Asked whether his depiction of the Prophet Muhammad originated from his personal politics or as part of his job as a cartoonist, Westergaard replied: “I am fighting for a just cause. And so you have a moral alibi, which is good, and then I have only worked according to our traditions in Denmark.
“And, of course, there’s been a lot of support from the man which I meet in the street, the ethnic Dane who pats my shoulder and says, ‘Well done.’ Then there’s also been the Muslims who have threatened me and cursed me … but I think the most reactions I have received, they are very positive.”
And IFPS gets a mention. YAY!

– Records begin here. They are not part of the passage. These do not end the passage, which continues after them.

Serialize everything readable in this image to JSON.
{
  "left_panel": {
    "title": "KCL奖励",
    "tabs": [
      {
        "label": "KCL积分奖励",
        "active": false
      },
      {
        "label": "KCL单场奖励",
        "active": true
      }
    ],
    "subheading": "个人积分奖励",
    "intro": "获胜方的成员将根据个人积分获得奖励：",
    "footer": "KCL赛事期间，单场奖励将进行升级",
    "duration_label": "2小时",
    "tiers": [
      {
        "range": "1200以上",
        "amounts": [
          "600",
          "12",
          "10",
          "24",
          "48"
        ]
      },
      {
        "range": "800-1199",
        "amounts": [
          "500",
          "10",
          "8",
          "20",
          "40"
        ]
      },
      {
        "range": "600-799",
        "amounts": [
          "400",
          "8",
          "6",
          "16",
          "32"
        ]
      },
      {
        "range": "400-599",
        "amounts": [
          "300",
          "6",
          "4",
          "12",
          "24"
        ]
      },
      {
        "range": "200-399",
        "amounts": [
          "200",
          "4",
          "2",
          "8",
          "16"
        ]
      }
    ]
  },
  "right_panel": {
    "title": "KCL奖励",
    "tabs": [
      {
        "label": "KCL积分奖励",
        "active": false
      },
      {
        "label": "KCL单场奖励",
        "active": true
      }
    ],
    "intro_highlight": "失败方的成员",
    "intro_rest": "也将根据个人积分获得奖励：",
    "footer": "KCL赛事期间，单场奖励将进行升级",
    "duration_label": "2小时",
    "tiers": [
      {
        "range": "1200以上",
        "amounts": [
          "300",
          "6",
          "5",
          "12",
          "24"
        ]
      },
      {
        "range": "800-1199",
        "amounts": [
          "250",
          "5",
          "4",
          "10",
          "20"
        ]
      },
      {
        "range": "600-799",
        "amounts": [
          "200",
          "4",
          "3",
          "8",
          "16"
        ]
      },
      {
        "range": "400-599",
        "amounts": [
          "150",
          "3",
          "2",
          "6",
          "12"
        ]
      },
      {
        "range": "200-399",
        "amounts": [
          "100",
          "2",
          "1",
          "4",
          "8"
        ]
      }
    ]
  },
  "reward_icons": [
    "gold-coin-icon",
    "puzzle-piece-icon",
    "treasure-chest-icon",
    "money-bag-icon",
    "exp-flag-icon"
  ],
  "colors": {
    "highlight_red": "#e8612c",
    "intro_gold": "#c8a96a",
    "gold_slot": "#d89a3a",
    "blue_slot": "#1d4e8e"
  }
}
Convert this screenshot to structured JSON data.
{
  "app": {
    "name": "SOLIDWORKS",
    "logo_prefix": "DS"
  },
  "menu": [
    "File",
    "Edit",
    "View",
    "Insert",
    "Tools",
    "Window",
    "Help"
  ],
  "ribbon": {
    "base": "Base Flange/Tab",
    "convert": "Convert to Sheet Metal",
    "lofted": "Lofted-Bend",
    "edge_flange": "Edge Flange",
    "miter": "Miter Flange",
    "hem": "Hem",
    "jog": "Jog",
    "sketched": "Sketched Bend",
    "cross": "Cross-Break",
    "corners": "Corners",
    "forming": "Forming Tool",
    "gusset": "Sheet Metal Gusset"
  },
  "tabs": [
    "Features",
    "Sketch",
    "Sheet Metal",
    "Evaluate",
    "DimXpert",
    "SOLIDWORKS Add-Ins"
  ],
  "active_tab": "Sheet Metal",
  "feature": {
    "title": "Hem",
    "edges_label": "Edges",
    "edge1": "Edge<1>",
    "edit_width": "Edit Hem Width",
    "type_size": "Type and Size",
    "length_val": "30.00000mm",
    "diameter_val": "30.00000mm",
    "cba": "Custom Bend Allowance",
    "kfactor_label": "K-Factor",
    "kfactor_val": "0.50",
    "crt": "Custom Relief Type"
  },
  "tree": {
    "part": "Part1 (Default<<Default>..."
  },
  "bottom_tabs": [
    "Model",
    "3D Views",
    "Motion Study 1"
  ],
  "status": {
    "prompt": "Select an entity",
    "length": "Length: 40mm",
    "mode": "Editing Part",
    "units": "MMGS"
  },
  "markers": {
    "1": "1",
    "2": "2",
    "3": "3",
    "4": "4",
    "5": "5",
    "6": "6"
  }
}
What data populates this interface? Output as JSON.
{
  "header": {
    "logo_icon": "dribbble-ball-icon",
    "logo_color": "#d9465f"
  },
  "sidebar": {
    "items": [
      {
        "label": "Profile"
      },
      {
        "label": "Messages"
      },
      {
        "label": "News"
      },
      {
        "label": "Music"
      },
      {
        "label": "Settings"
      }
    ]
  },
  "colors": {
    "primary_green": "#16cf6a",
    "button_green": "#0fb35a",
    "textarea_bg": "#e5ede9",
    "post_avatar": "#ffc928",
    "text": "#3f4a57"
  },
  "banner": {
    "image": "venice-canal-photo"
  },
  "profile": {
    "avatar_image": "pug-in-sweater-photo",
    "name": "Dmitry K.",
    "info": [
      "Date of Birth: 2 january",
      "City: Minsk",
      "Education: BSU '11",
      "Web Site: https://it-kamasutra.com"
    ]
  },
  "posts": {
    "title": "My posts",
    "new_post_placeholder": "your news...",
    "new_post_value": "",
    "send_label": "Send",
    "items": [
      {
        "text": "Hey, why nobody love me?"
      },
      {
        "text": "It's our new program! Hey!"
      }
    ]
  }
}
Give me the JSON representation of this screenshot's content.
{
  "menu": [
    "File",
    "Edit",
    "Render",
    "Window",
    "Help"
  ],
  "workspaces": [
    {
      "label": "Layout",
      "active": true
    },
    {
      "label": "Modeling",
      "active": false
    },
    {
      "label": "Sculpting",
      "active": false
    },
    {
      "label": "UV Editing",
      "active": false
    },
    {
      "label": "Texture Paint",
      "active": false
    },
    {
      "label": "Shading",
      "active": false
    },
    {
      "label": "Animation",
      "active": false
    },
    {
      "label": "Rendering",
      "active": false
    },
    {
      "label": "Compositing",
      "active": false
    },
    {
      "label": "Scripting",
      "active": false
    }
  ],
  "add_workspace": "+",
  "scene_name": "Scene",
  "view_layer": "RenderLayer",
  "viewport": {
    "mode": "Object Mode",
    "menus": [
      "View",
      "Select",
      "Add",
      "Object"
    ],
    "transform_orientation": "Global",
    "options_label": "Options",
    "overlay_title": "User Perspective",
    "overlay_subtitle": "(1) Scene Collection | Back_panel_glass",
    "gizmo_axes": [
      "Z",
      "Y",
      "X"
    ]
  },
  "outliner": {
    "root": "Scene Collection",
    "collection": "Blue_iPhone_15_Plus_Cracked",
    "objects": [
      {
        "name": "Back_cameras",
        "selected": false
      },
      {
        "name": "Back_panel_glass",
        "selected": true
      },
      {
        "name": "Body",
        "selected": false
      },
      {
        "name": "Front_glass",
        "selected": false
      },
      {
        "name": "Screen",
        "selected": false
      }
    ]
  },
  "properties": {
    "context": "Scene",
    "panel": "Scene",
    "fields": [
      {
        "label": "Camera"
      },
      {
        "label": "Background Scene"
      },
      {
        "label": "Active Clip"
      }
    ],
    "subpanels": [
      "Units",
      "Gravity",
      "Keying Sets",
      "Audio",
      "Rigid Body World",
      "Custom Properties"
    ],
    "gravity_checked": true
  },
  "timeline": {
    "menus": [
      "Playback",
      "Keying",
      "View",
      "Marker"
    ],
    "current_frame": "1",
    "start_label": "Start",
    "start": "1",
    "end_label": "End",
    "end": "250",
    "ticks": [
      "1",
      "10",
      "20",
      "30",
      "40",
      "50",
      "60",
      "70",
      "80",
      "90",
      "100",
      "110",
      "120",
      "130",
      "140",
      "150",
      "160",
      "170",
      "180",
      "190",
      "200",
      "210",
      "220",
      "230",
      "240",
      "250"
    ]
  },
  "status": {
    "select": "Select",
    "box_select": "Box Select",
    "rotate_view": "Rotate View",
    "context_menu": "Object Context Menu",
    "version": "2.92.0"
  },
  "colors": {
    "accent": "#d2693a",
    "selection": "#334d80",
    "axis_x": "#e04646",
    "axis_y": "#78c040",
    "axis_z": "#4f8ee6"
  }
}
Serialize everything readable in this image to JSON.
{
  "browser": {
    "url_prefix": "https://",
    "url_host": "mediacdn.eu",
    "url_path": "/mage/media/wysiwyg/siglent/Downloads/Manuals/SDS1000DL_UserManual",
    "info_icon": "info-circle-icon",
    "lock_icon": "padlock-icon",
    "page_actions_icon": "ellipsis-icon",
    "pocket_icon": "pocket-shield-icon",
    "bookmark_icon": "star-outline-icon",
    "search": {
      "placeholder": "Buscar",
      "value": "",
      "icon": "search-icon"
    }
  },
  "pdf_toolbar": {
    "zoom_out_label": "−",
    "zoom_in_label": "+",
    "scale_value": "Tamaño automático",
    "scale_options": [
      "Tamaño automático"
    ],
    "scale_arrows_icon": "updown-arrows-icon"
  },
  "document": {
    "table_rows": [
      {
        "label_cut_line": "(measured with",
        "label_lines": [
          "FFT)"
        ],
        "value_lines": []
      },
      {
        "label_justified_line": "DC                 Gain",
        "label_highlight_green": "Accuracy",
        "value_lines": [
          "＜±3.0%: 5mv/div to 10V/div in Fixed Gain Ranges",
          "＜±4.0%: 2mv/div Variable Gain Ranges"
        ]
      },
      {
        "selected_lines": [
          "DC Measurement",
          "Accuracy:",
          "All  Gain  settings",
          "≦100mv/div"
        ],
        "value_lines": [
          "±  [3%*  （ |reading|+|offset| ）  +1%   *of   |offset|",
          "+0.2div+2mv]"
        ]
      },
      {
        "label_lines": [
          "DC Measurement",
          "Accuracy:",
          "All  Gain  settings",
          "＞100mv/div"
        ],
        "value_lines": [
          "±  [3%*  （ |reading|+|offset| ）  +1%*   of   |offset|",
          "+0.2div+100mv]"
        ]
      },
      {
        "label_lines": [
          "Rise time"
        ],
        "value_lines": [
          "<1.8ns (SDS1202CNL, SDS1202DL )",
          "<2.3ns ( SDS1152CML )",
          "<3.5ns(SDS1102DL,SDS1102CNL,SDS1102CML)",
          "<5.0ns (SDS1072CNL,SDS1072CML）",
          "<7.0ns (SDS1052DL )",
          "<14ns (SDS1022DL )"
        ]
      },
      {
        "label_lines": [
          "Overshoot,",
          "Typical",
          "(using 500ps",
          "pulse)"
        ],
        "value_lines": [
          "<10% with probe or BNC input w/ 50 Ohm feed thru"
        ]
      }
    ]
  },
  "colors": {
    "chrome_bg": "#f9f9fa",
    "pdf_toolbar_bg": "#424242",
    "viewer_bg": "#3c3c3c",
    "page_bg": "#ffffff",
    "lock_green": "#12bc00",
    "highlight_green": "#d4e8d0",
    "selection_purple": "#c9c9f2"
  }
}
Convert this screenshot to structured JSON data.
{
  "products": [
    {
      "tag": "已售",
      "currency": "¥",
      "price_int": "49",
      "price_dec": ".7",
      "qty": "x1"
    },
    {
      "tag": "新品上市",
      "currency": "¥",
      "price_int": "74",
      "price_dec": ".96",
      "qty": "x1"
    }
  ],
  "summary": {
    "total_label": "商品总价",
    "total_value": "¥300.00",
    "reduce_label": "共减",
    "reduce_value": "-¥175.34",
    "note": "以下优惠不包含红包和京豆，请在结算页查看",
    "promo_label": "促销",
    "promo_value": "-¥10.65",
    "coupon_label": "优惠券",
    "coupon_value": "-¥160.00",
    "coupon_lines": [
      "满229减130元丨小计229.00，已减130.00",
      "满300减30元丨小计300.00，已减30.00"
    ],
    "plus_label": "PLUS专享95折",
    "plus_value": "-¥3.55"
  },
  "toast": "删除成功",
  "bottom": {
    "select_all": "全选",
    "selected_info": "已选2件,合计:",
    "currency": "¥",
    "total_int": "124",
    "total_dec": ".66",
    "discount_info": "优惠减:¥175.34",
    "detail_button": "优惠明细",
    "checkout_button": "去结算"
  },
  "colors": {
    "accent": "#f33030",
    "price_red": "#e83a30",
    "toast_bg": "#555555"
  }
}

Diana West, vice president of The International Free Press Society, which organized and promoted Westergaard’s visit to the U.S., said, “It was a sheet of cartoons in a very small newspaper in a very small country that kicked off this now extremely significant event.”
“And as a result, Westergaard has lived the last four years under death threats and in heightened security. It was a cartoon that he drew — this is his job.”
She went on to criticize the decision by the Yale University Press not to publish Westergaard’s image in a book released earlier this month, saying it reeked of “cowardice” and “appeasement.”
“The question becomes whether we in the West submit to Islamic law regarding free speech and free expression,” she said. “This is supposed to be a free country.”
Back in September 2005, Kurt Westergaard had no idea of what his simple cartoon would do. Little did he know it would become the Turban Bomb Heard Round the World.
Hat tip: Steen.